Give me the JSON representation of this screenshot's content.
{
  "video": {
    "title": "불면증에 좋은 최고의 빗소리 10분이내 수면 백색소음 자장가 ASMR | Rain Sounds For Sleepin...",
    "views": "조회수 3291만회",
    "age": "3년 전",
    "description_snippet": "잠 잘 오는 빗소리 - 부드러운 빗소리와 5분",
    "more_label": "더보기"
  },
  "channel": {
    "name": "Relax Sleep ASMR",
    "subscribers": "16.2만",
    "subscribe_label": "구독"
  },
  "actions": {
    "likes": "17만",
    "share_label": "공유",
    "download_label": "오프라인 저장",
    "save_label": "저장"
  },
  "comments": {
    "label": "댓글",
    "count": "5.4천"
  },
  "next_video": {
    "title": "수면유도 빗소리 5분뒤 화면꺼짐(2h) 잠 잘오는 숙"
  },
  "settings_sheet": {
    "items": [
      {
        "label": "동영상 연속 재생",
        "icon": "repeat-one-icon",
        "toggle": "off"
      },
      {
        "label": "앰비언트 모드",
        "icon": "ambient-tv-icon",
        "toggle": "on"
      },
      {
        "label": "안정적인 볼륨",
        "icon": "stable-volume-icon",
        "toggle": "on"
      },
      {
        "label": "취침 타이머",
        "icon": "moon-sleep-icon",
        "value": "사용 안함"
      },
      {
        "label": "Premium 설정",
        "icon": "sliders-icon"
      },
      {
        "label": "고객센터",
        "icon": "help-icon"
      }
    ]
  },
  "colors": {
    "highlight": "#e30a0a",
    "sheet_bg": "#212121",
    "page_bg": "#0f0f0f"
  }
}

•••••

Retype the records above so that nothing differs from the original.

* **Worked solution**:
Give me the JSON representation of this screenshot's content.
{
  "video": {
    "title": "불면증에 좋은 최고의 빗소리 10분이내 수면 백색소음 자장가 ASMR | Rain Sounds For Sleepin...",
    "views": "조회수 3291만회",
    "age": "3년 전",
    "description_snippet": "잠 잘 오는 빗소리 - 부드러운 빗소리와 5분",
    "more_label": "더보기"
  },
  "channel": {
    "name": "Relax Sleep ASMR",
    "subscribers": "16.2만",
    "subscribe_label": "구독"
  },
  "actions": {
    "likes": "17만",
    "share_label": "공유",
    "download_label": "오프라인 저장",
    "save_label": "저장"
  },
  "comments": {
    "label": "댓글",
    "count": "5.4천"
  },
  "next_video": {
    "title": "수면유도 빗소리 5분뒤 화면꺼짐(2h) 잠 잘오는 숙"
  },
  "settings_sheet": {
    "items": [
      {
        "label": "동영상 연속 재생",
        "icon": "repeat-one-icon",
        "toggle": "off"
      },
      {
        "label": "앰비언트 모드",
        "icon": "ambient-tv-icon",
        "toggle": "on"
      },
      {
        "label": "안정적인 볼륨",
        "icon": "stable-volume-icon",
        "toggle": "on"
      },
      {
        "label": "취침 타이머",
        "icon": "moon-sleep-icon",
        "value": "사용 안함"
      },
      {
        "label": "Premium 설정",
        "icon": "sliders-icon"
      },
      {
        "label": "고객센터",
        "icon": "help-icon"
      }
    ]
  },
  "colors": {
    "highlight": "#e30a0a",
    "sheet_bg": "#212121",
    "page_bg": "#0f0f0f"
  }
}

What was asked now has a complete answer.